After years of extensive touring, Porter Robinson decided it was time to take a little break. For months he teased his new album, calling it "his most complete work ever" and "a true representation of what he wanted to produce." Worlds made quite a splash in that regard, receiving universal acclaim and inspiring many producers to follow suit. Not being one to restrain his vision to a single market, Robinson kicked off the Worlds Tour this year featuring state-of-the-art productions at dozens cities in the United States.
Porter Robinson made his way to Orlando, Florida on October 17 to perform at the House of Blues, a venue rich with culture and host to previous artists such as Disclosure, Excision, and DJ Shadow. Organized by Disco Donnie Presents, HTG Events, Live Nation, and Vizion 1, the show featured two openers for Robinson's spectacle: Norwegian electronic band Lemaitre and LA future bass producer Giraffage. Lemaitre played many tracks from their recent Singularity album with live vocals, guitar, bass, and drums. Giraffage followed by balancing his downtempo originals with banging trap and g-house flavor. Both artists employed psychedelic visuals and set the tone for a fantastic night.
Porter Robinson kicked off his set by opening with a reprise of the first single from Worlds, "Sea of Voices", and segueing into his hit single "Sad Machine." The massive scale of the production came to light during his intro, with a massive LED screen and two side LED screens dominating the stage with anime-inspired imagery. During the climax of "Sad Machine", air cannons shot out massive streams of air while confetti filled the venue with all colors of the spectrum.

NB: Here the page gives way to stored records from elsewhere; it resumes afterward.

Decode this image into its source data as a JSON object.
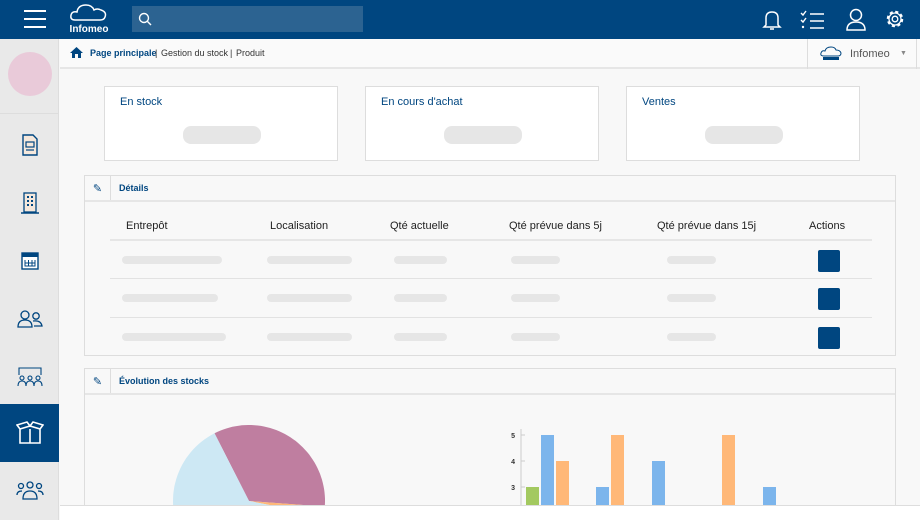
{
  "header": {
    "brand": "Infomeo",
    "search_placeholder": ""
  },
  "breadcrumb": {
    "items": [
      "Page principale",
      "Gestion du stock",
      "Produit"
    ]
  },
  "company": {
    "name": "Infomeo"
  },
  "sidebar": {
    "items": [
      "documents",
      "buildings",
      "calculator",
      "contacts",
      "meetings",
      "stock",
      "groups"
    ],
    "active": "stock"
  },
  "cards": [
    {
      "title": "En stock"
    },
    {
      "title": "En cours d'achat"
    },
    {
      "title": "Ventes"
    }
  ],
  "details": {
    "title": "Détails",
    "columns": [
      "Entrepôt",
      "Localisation",
      "Qté actuelle",
      "Qté prévue dans 5j",
      "Qté prévue dans 15j",
      "Actions"
    ],
    "row_count": 3
  },
  "evolution": {
    "title": "Évolution des stocks"
  },
  "colors": {
    "primary": "#004680",
    "green": "#a3c960",
    "blue": "#7cb5ec",
    "orange": "#ffb878",
    "purple": "#bf7ea0",
    "lightblue": "#cde8f4"
  },
  "chart_data": [
    {
      "type": "pie",
      "slices": [
        {
          "value": 0.4,
          "color": "#bf7ea0"
        },
        {
          "value": 0.12,
          "color": "#ffb878"
        },
        {
          "value": 0.48,
          "color": "#cde8f4"
        }
      ]
    },
    {
      "type": "bar",
      "yticks": [
        3,
        4,
        5
      ],
      "ylim": [
        2,
        5
      ],
      "series": [
        {
          "color": "#a3c960",
          "values": [
            3,
            null,
            null,
            null,
            null
          ]
        },
        {
          "color": "#7cb5ec",
          "values": [
            5,
            3,
            4,
            null,
            3
          ]
        },
        {
          "color": "#ffb878",
          "values": [
            4,
            5,
            null,
            5,
            null
          ]
        }
      ]
    }
  ]
}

The tour highlighted most of the tracks from Worlds, including "Flicker", "Divinity", "Sea of Voices", and more. One of the biggest highlights of the show was in the way that Robinson reworked his classic and noticeably higher energy tracks to fit the atmosphere of the show. "Spitfire", "The Seconds", and "Say My Name" all received updates that gave the tracks fresh perspectives. The only exception was seen with the show's closing song, a faithful rendition of the seminal "Language."
The tour's fusion of elaborate production and live elements gave the performance more character than many run-of-the-mill DJ sets today. The LED screens displayed visuals calling back to Robinson's love of video games and anime, with references to Pokemon, fighting game BlazBlue, and The Legend of Zelda. Robinson also sang, played keys, and mixed live, reinforcing his new direction as an indie-electronic architect.

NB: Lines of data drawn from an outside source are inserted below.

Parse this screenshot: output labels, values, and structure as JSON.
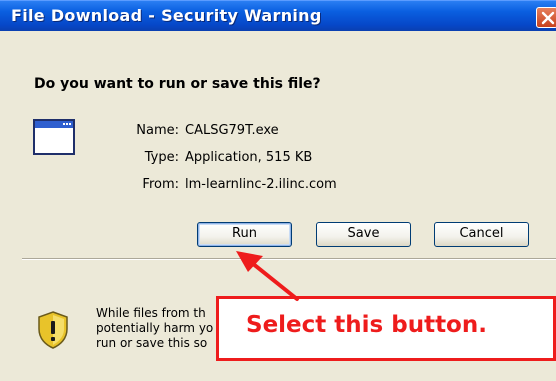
{
  "window": {
    "title": "File Download - Security Warning",
    "close_icon": "close-x-icon"
  },
  "dialog": {
    "question": "Do you want to run or save this file?",
    "file_icon": "application-window-icon",
    "fields": [
      {
        "label": "Name:",
        "value": "CALSG79T.exe"
      },
      {
        "label": "Type:",
        "value": "Application, 515 KB"
      },
      {
        "label": "From:",
        "value": "lm-learnlinc-2.ilinc.com"
      }
    ],
    "buttons": {
      "run": "Run",
      "save": "Save",
      "cancel": "Cancel"
    },
    "warning": {
      "icon": "security-shield-icon",
      "lines": [
        "While files from th",
        "potentially harm yo",
        "run or save this so"
      ]
    }
  },
  "annotation": {
    "callout_text": "Select this button.",
    "color": "#ee1c1c"
  },
  "colors": {
    "titlebar": "#0a5fe0",
    "dialog_bg": "#ece9d8",
    "callout": "#ee1c1c"
  }
}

Porter Robinson's Worlds Tour ultimately lived up to its expectations, and new takes on his material elevated the show to esteemed heights. Hosting the show at the House of Blues was a genius decision, as it gave credence to Robinson's evolution as a producer and arranger. While the North Carolina producer once made high-energy anthems, this tour solidifies his expansion as an artist, and we can't wait to see what's next.
Cover photo credit: Ben Weickert